What needs to be done
Reading down the listing below, count the lines where the word "학자금대출" shows up, then give only that count.

Task input
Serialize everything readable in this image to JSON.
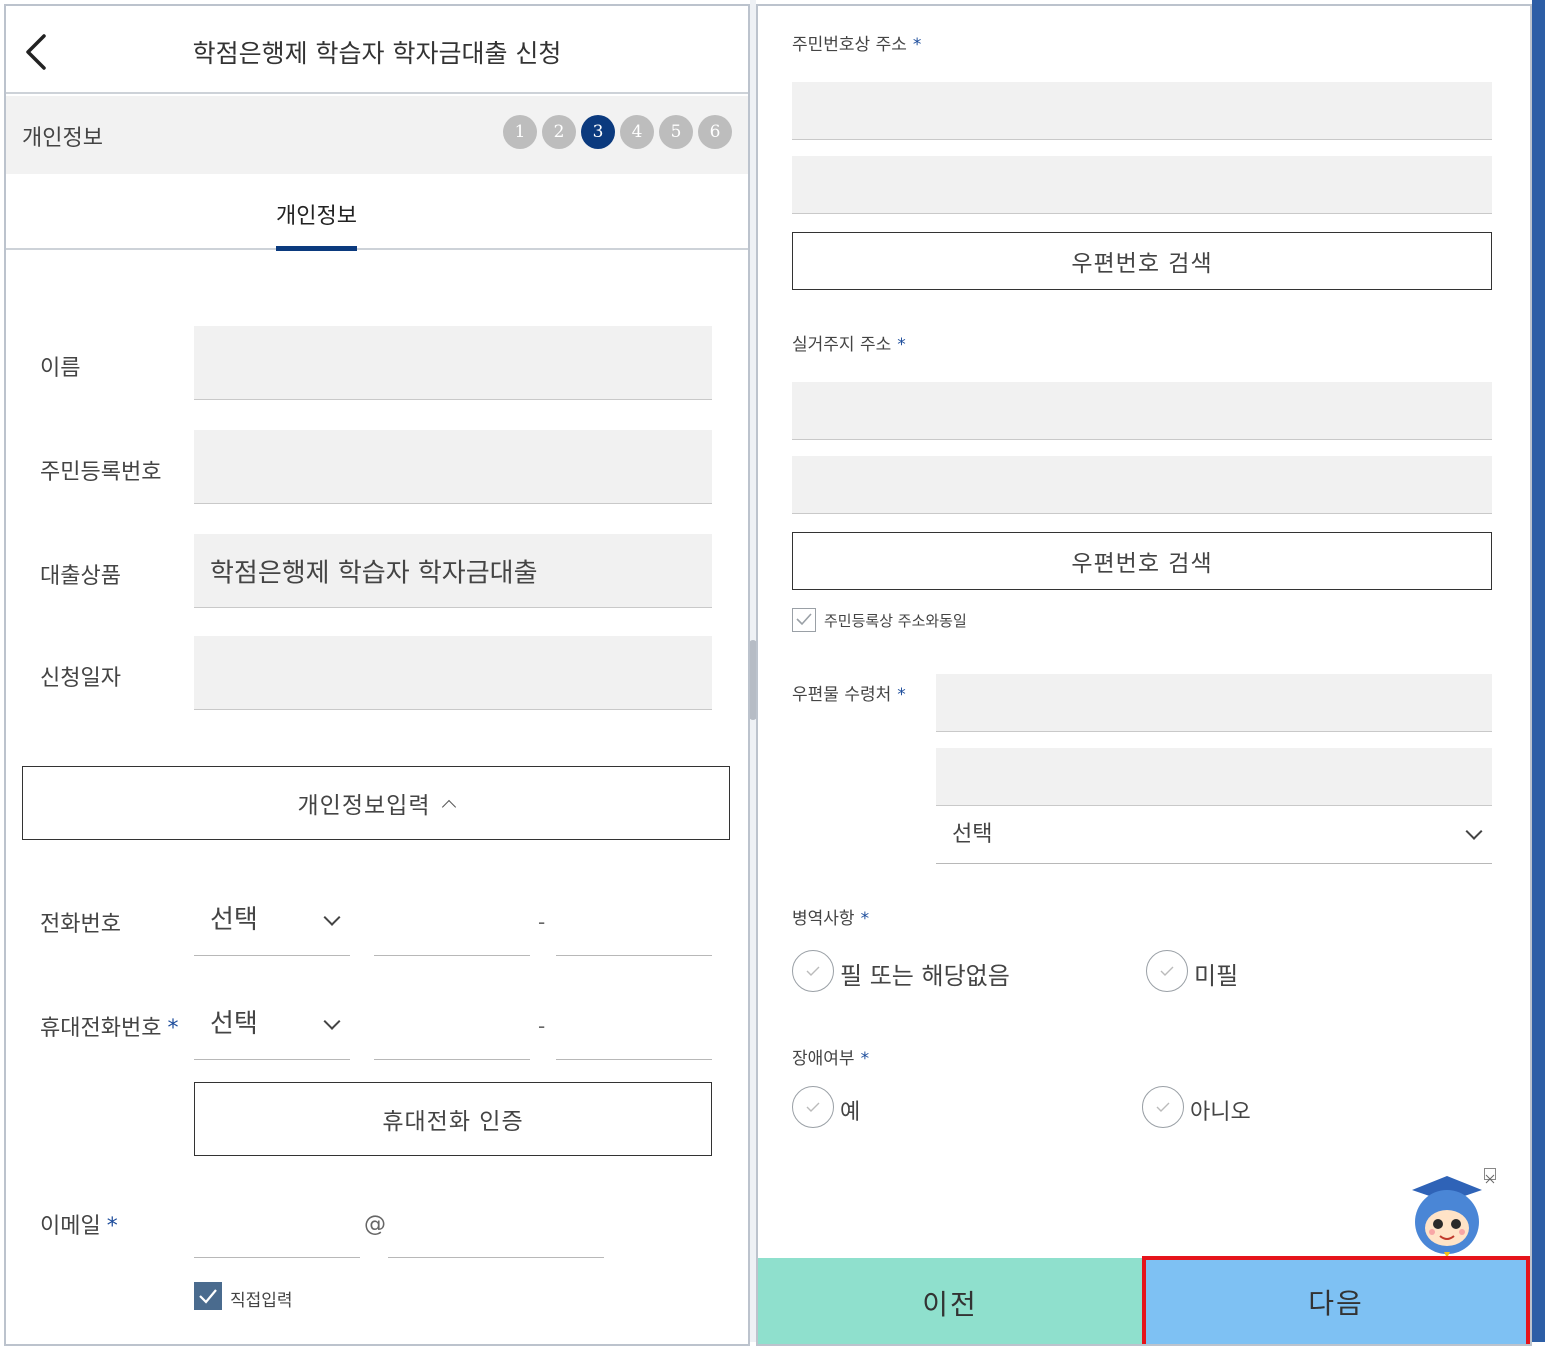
{
  "header": {
    "title": "학점은행제 학습자 학자금대출 신청"
  },
  "steps": {
    "section_label": "개인정보",
    "items": [
      "1",
      "2",
      "3",
      "4",
      "5",
      "6"
    ],
    "active": "3"
  },
  "tab": {
    "label": "개인정보"
  },
  "fields": {
    "name_label": "이름",
    "rrn_label": "주민등록번호",
    "product_label": "대출상품",
    "product_value": "학점은행제 학습자 학자금대출",
    "date_label": "신청일자"
  },
  "personal_input_button": "개인정보입력",
  "phone": {
    "label": "전화번호",
    "select": "선택",
    "sep": "-"
  },
  "mobile": {
    "label": "휴대전화번호",
    "required": "*",
    "select": "선택",
    "sep": "-"
  },
  "mobile_auth_button": "휴대전화 인증",
  "email": {
    "label": "이메일",
    "required": "*",
    "at": "@",
    "direct_input": "직접입력"
  },
  "right": {
    "reg_addr_label": "주민번호상 주소",
    "zip_search": "우편번호 검색",
    "real_addr_label": "실거주지 주소",
    "same_as_reg": "주민등록상 주소와동일",
    "mail_recv_label": "우편물 수령처",
    "mail_select": "선택",
    "military_label": "병역사항",
    "military_opt1": "필 또는 해당없음",
    "military_opt2": "미필",
    "disability_label": "장애여부",
    "disability_yes": "예",
    "disability_no": "아니오",
    "required": "*"
  },
  "nav": {
    "prev": "이전",
    "next": "다음"
  },
  "colors": {
    "primary": "#0b3a7e",
    "prev_bg": "#8fe0cd",
    "next_bg": "#7ec1f3",
    "highlight": "#e5141b"
  }
}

Solution to this problem
2